Most of the patients are from Guatemala and Honduras, primarily children and unaccompanied women. The filmmakers show news footage of the recent deaths of immigrant children from the flu in ICE detention centers and leave the viewer with the title, “August 2019, US Customs and Border Protection stated it will not provide vaccines to migrant families held in detention facilities after crossing the US-Mexico border.”
These are some of the more valuable and hard-hitting portions of Pandemic. In later episodes, unfortunately, the documentary makers choose to focus heavily on prayer and faith, and leave many stones unturned. Where is the analysis of the pharmaceutical industry and its abandonment of vaccine treatments? What about the policies of Democratic and Republican politicians who have cut health care funding over the last two decades in the interests of Wall Street? What about the disastrous effects, in the broadest sense, of health care and medicine for profit?
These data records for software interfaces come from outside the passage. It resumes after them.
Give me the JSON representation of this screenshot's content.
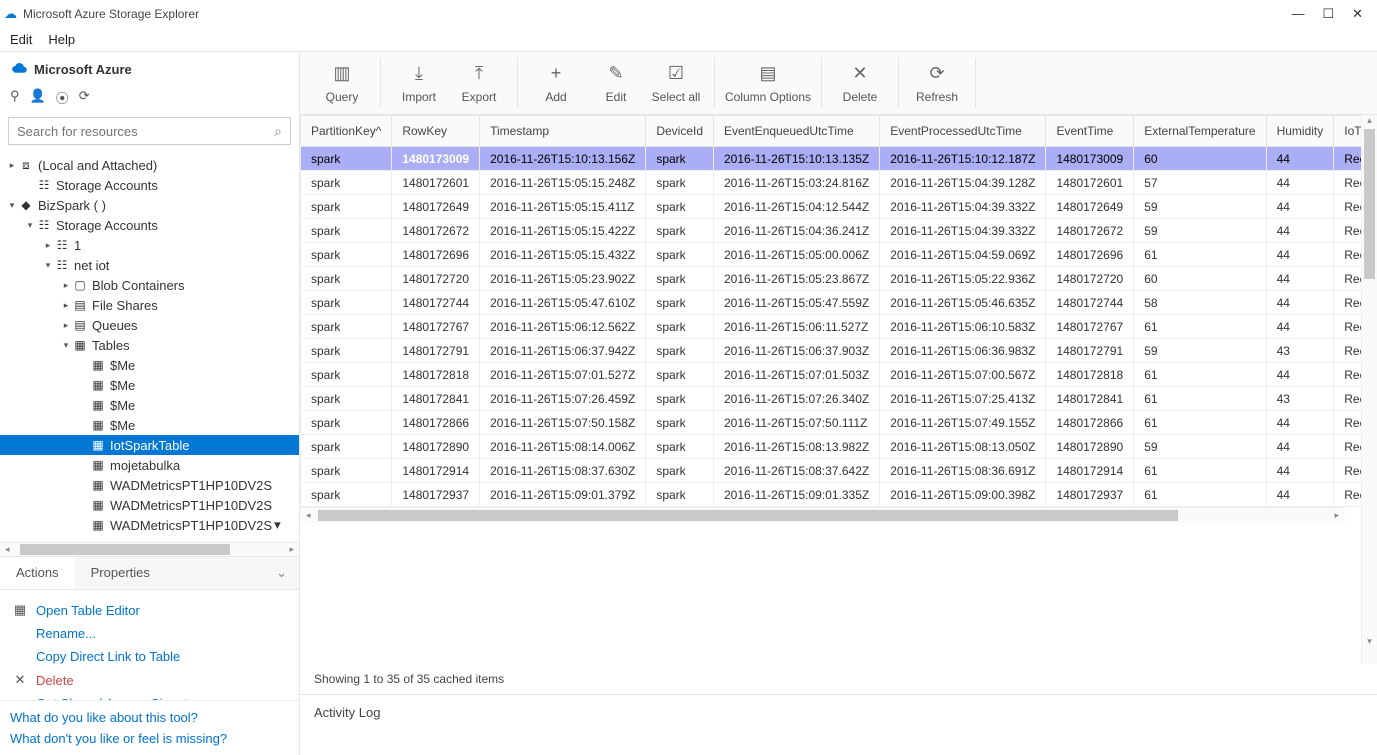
{
  "window": {
    "title": "Microsoft Azure Storage Explorer"
  },
  "menubar": {
    "items": [
      "Edit",
      "Help"
    ]
  },
  "winControls": {
    "min": "—",
    "max": "☐",
    "close": "✕"
  },
  "sidebar": {
    "brand": "Microsoft Azure",
    "search_placeholder": "Search for resources",
    "tree": [
      {
        "indent": 0,
        "arrow": "▸",
        "icon": "⧈",
        "label": "(Local and Attached)"
      },
      {
        "indent": 1,
        "arrow": "",
        "icon": "☷",
        "label": "Storage Accounts"
      },
      {
        "indent": 0,
        "arrow": "▾",
        "icon": "◆",
        "label": "BizSpark (                           )"
      },
      {
        "indent": 1,
        "arrow": "▾",
        "icon": "☷",
        "label": "Storage Accounts"
      },
      {
        "indent": 2,
        "arrow": "▸",
        "icon": "☷",
        "label": "1"
      },
      {
        "indent": 2,
        "arrow": "▾",
        "icon": "☷",
        "label": "net                  iot"
      },
      {
        "indent": 3,
        "arrow": "▸",
        "icon": "▢",
        "label": "Blob Containers"
      },
      {
        "indent": 3,
        "arrow": "▸",
        "icon": "▤",
        "label": "File Shares"
      },
      {
        "indent": 3,
        "arrow": "▸",
        "icon": "▤",
        "label": "Queues"
      },
      {
        "indent": 3,
        "arrow": "▾",
        "icon": "▦",
        "label": "Tables"
      },
      {
        "indent": 4,
        "arrow": "",
        "icon": "▦",
        "label": "$Me"
      },
      {
        "indent": 4,
        "arrow": "",
        "icon": "▦",
        "label": "$Me"
      },
      {
        "indent": 4,
        "arrow": "",
        "icon": "▦",
        "label": "$Me"
      },
      {
        "indent": 4,
        "arrow": "",
        "icon": "▦",
        "label": "$Me"
      },
      {
        "indent": 4,
        "arrow": "",
        "icon": "▦",
        "label": "IotSparkTable",
        "selected": true
      },
      {
        "indent": 4,
        "arrow": "",
        "icon": "▦",
        "label": "mojetabulka"
      },
      {
        "indent": 4,
        "arrow": "",
        "icon": "▦",
        "label": "WADMetricsPT1HP10DV2S"
      },
      {
        "indent": 4,
        "arrow": "",
        "icon": "▦",
        "label": "WADMetricsPT1HP10DV2S"
      },
      {
        "indent": 4,
        "arrow": "",
        "icon": "▦",
        "label": "WADMetricsPT1HP10DV2S",
        "more": true
      }
    ],
    "tabs": {
      "actions": "Actions",
      "properties": "Properties"
    },
    "actions": [
      {
        "icon": "▦",
        "label": "Open Table Editor"
      },
      {
        "icon": "",
        "label": "Rename..."
      },
      {
        "icon": "",
        "label": "Copy Direct Link to Table"
      },
      {
        "icon": "✕",
        "label": "Delete",
        "red": true
      },
      {
        "icon": "",
        "label": "Get Shared Access Signature"
      }
    ],
    "feedback": {
      "q1": "What do you like about this tool?",
      "q2": "What don't you like or feel is missing?"
    }
  },
  "toolbar": {
    "groups": [
      [
        {
          "icon": "▥",
          "label": "Query"
        }
      ],
      [
        {
          "icon": "⤓",
          "label": "Import"
        },
        {
          "icon": "⤒",
          "label": "Export"
        }
      ],
      [
        {
          "icon": "+",
          "label": "Add"
        },
        {
          "icon": "✎",
          "label": "Edit"
        },
        {
          "icon": "☑",
          "label": "Select all"
        }
      ],
      [
        {
          "icon": "▤",
          "label": "Column Options",
          "wide": true
        }
      ],
      [
        {
          "icon": "✕",
          "label": "Delete"
        }
      ],
      [
        {
          "icon": "⟳",
          "label": "Refresh"
        }
      ]
    ]
  },
  "grid": {
    "columns": [
      "PartitionKey^",
      "RowKey",
      "Timestamp",
      "DeviceId",
      "EventEnqueuedUtcTime",
      "EventProcessedUtcTime",
      "EventTime",
      "ExternalTemperature",
      "Humidity",
      "IoTHub"
    ],
    "rows": [
      [
        "spark",
        "1480173009",
        "2016-11-26T15:10:13.156Z",
        "spark",
        "2016-11-26T15:10:13.135Z",
        "2016-11-26T15:10:12.187Z",
        "1480173009",
        "60",
        "44",
        "Record"
      ],
      [
        "spark",
        "1480172601",
        "2016-11-26T15:05:15.248Z",
        "spark",
        "2016-11-26T15:03:24.816Z",
        "2016-11-26T15:04:39.128Z",
        "1480172601",
        "57",
        "44",
        "Record"
      ],
      [
        "spark",
        "1480172649",
        "2016-11-26T15:05:15.411Z",
        "spark",
        "2016-11-26T15:04:12.544Z",
        "2016-11-26T15:04:39.332Z",
        "1480172649",
        "59",
        "44",
        "Record"
      ],
      [
        "spark",
        "1480172672",
        "2016-11-26T15:05:15.422Z",
        "spark",
        "2016-11-26T15:04:36.241Z",
        "2016-11-26T15:04:39.332Z",
        "1480172672",
        "59",
        "44",
        "Record"
      ],
      [
        "spark",
        "1480172696",
        "2016-11-26T15:05:15.432Z",
        "spark",
        "2016-11-26T15:05:00.006Z",
        "2016-11-26T15:04:59.069Z",
        "1480172696",
        "61",
        "44",
        "Record"
      ],
      [
        "spark",
        "1480172720",
        "2016-11-26T15:05:23.902Z",
        "spark",
        "2016-11-26T15:05:23.867Z",
        "2016-11-26T15:05:22.936Z",
        "1480172720",
        "60",
        "44",
        "Record"
      ],
      [
        "spark",
        "1480172744",
        "2016-11-26T15:05:47.610Z",
        "spark",
        "2016-11-26T15:05:47.559Z",
        "2016-11-26T15:05:46.635Z",
        "1480172744",
        "58",
        "44",
        "Record"
      ],
      [
        "spark",
        "1480172767",
        "2016-11-26T15:06:12.562Z",
        "spark",
        "2016-11-26T15:06:11.527Z",
        "2016-11-26T15:06:10.583Z",
        "1480172767",
        "61",
        "44",
        "Record"
      ],
      [
        "spark",
        "1480172791",
        "2016-11-26T15:06:37.942Z",
        "spark",
        "2016-11-26T15:06:37.903Z",
        "2016-11-26T15:06:36.983Z",
        "1480172791",
        "59",
        "43",
        "Record"
      ],
      [
        "spark",
        "1480172818",
        "2016-11-26T15:07:01.527Z",
        "spark",
        "2016-11-26T15:07:01.503Z",
        "2016-11-26T15:07:00.567Z",
        "1480172818",
        "61",
        "44",
        "Record"
      ],
      [
        "spark",
        "1480172841",
        "2016-11-26T15:07:26.459Z",
        "spark",
        "2016-11-26T15:07:26.340Z",
        "2016-11-26T15:07:25.413Z",
        "1480172841",
        "61",
        "43",
        "Record"
      ],
      [
        "spark",
        "1480172866",
        "2016-11-26T15:07:50.158Z",
        "spark",
        "2016-11-26T15:07:50.111Z",
        "2016-11-26T15:07:49.155Z",
        "1480172866",
        "61",
        "44",
        "Record"
      ],
      [
        "spark",
        "1480172890",
        "2016-11-26T15:08:14.006Z",
        "spark",
        "2016-11-26T15:08:13.982Z",
        "2016-11-26T15:08:13.050Z",
        "1480172890",
        "59",
        "44",
        "Record"
      ],
      [
        "spark",
        "1480172914",
        "2016-11-26T15:08:37.630Z",
        "spark",
        "2016-11-26T15:08:37.642Z",
        "2016-11-26T15:08:36.691Z",
        "1480172914",
        "61",
        "44",
        "Record"
      ],
      [
        "spark",
        "1480172937",
        "2016-11-26T15:09:01.379Z",
        "spark",
        "2016-11-26T15:09:01.335Z",
        "2016-11-26T15:09:00.398Z",
        "1480172937",
        "61",
        "44",
        "Record"
      ]
    ],
    "status": "Showing 1 to 35 of 35 cached items"
  },
  "activityLog": {
    "title": "Activity Log"
  }
}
A genuinely oppositional understanding and perspective is missing for the most part.
At the end of Pandemic, Dr. Madad asserts, “I want my children to grow up in a world where they don’t have to think about this as constantly as I do. Failure to take this as a global crisis will have dire consequences. We’re all in it together, and the greater our complacency, the greater the crisis will be.”
Similarly, Dr. Carroll leaves us with the all-too clear warning, “When we’re talking about the well-being of seven-plus billion people, policy makers and planners, global health leaders, they should be thinking about this in serious terms. We have to be prepared. We have to be vigilant.”
Even with its limitations, Pandemic deserves a wide audience. The issues raised are critically important to the world’s population. Capitalist governments around the world, on a daily basis, reveal their inability and callous unwillingness to address them.